UNSW alumnus Tim Middlemiss says the main question he wants to ask former US president Barack Obama, is if he has any tips on how to raise a “fearless daughter”. 

“There will be time to ask big questions about leadership and community building, but I also want to know how he walked the walk as a dad away from the spotlight,” the father-of-one and advisor to former World Vision CEO Tim Costello says. 

Mr Middlemiss is one of only 200 emerging leaders from across 33 nations and territories in the region who have been handpicked to join the Obama Foundation Leaders Program: Asia-Pacific 2019, which begins with a five-day summit being held in Kuala Lumpur from December 10.

It is the second ever Obama Foundation Leaders’ summit. The first was in Africa last year where, although their attendance is not expected in Malaysia for 2019, the Duke and Duchess of Sussex, Harry and Meghan, met with some of Obama’s invitees in Cape Town.

This year’s group will learn from global leaders, and talk and trade secrets in skill-building workshops, leadership development training sessions, seminars and a community service project, among other activities.

It’s all geared towards building local leaders in their own regions from the grassroots level up, Mr Obama said in Hawai’i earlier in 2019.  

“If we can get these young people together and give them more tools and give them more resources and shine a spotlight on the work that they are doing… then they will change the world,” he said.

Mr Middlemiss says he hopes to return from the Obama Foundation summit with enough know-how to help grow communities in Australia that are more cohesive, inviting, neighbourly and friendlier places.

He says he is also looking forward to learning from other young leaders in countries where they’re doing great work, even with fewer resources.

Mr Middlemiss cites examples such as community-building projects in Cambodia where people have lived through significant intergenerational trauma. And the anti-trafficking movement in the Philippines, despite the huge inequality among their population of about 105 million people.

“I love the idea of the world coming closer together and learning from one and another,” he says.

The 200 attendees will continue their training throughout 2020, logging in online to monthly webinars and seminars in what Mr Middlemiss calls “mini-summits” to “help cement” what they learn in Kuala Lumpur.

“I am really excited that it’s not just a flash-in-the-pan one-off meet up, but a sustained community,” he says.


Mr Middlemiss worked full time as former World Vision CEO Tim Costello’s chief-of-staff for two years from 2017. He remains his advisor, though he also now consults independently to a range of organisations, including Taronga Conservation Society and aid advocacy coalition Micah Australia.

While with World Vision, Mr Middlemiss cites working as part of the team that constructed the #KidsOffNauru campaign as being a career highlight.

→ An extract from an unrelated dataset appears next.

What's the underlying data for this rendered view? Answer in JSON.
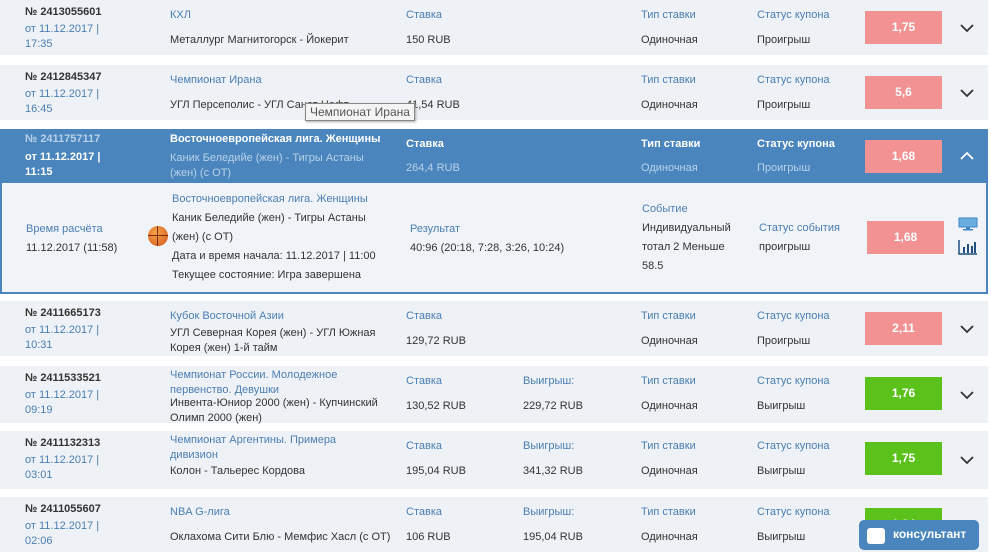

“I look back with a lot of pride of what the team achieved because the hundred or so kids that were trapped on Nauru (off-shore detention camp) are in the process of being resettled,” he says.

“I’ve got a young child, I can’t imagine what it’d be like for her to have spent the first two years of her life locked up, having done nothing wrong”.

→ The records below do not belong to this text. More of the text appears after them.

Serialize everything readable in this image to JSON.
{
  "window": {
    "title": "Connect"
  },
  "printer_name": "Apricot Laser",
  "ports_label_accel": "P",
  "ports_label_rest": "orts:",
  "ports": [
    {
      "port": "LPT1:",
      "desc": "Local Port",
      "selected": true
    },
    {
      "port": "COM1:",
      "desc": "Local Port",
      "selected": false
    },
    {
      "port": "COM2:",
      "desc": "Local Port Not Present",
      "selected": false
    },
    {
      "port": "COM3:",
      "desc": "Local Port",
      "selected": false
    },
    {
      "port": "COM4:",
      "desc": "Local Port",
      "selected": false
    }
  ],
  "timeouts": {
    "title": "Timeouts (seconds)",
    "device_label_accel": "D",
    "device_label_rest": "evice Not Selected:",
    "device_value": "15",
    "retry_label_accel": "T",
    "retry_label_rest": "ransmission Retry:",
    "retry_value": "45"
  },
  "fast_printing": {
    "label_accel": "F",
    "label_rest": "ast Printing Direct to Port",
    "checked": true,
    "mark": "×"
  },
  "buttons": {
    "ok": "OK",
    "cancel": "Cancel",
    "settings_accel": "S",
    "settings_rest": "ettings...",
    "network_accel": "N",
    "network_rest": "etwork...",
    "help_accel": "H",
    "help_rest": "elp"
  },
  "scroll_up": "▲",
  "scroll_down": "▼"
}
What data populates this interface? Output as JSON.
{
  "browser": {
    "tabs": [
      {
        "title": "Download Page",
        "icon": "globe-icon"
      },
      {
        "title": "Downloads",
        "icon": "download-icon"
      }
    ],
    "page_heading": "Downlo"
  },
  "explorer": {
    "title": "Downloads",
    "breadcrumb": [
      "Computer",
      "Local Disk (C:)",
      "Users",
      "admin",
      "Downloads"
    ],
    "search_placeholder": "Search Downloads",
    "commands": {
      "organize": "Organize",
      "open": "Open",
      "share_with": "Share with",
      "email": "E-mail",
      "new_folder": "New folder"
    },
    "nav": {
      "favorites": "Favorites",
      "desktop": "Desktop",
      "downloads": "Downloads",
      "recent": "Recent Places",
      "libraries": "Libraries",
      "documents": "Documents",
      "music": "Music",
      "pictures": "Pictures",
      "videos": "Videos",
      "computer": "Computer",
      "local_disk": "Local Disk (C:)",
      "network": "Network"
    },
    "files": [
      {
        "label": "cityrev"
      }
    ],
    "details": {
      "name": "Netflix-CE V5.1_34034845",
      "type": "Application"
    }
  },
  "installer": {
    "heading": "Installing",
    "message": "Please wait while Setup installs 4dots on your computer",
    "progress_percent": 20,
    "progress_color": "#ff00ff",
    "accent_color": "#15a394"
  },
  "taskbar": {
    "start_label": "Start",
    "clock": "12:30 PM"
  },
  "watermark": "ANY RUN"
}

During his year studying towards a Master of Journalism & Communication at UNSW in 2010, Mr Middlemiss often credits his teacher Emily Booker as being a source of great inspiration.

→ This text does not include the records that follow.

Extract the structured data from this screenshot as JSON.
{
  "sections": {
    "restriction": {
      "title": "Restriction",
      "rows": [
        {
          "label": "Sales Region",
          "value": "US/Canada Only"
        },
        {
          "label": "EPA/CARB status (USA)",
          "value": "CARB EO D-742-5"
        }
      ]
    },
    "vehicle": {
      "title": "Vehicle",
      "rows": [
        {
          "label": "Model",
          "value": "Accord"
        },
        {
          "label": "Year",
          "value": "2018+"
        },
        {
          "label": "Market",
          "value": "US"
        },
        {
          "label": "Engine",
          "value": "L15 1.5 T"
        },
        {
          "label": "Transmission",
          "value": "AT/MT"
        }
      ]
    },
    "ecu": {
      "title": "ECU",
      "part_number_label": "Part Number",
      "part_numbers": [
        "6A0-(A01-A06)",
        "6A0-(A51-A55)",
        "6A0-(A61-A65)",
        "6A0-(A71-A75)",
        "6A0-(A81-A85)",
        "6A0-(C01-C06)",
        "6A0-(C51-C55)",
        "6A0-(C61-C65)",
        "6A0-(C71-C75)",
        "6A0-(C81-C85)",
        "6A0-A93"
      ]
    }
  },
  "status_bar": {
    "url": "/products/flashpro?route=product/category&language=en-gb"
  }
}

“She often said 'you’ve got to get out of your bubble and look at things from other people’s points of view',” he says. “And the second thing is, work as hard as you can to make your story interesting.”

During his studies, Mr Middlemiss taught at Taronga Conservation Society but it was while touring schools in NSW and the ACT on speaking engagements for World Vision that he realised he wanted to advocate for social change on a bigger scale.

So after university he and a few mates teamed up to form the consultancy company Agency later counting the United Nations, Red Cross, World Vision and the Cancer Council among those whose campaigns they helped create.

So, how did the Sydney-based UNSW alumnus and socially aware father-of-one find out that he was going to the Obama Foundation Leaders Asia Pacific summit?

“I was sitting in a caravan park in Western Australia in my boardshorts watching my kid trying to play mini-golf,” he says.

“Then a congratulations email came through on my phone and I nearly spat my beer across the mini-golf course.”

“But,” he says with a thoughtful pause, “I think what I will enjoy the most, is being a part of teams of people who just want to believe that they can make the world a more gentle, friendlier place”.

Rachel Gray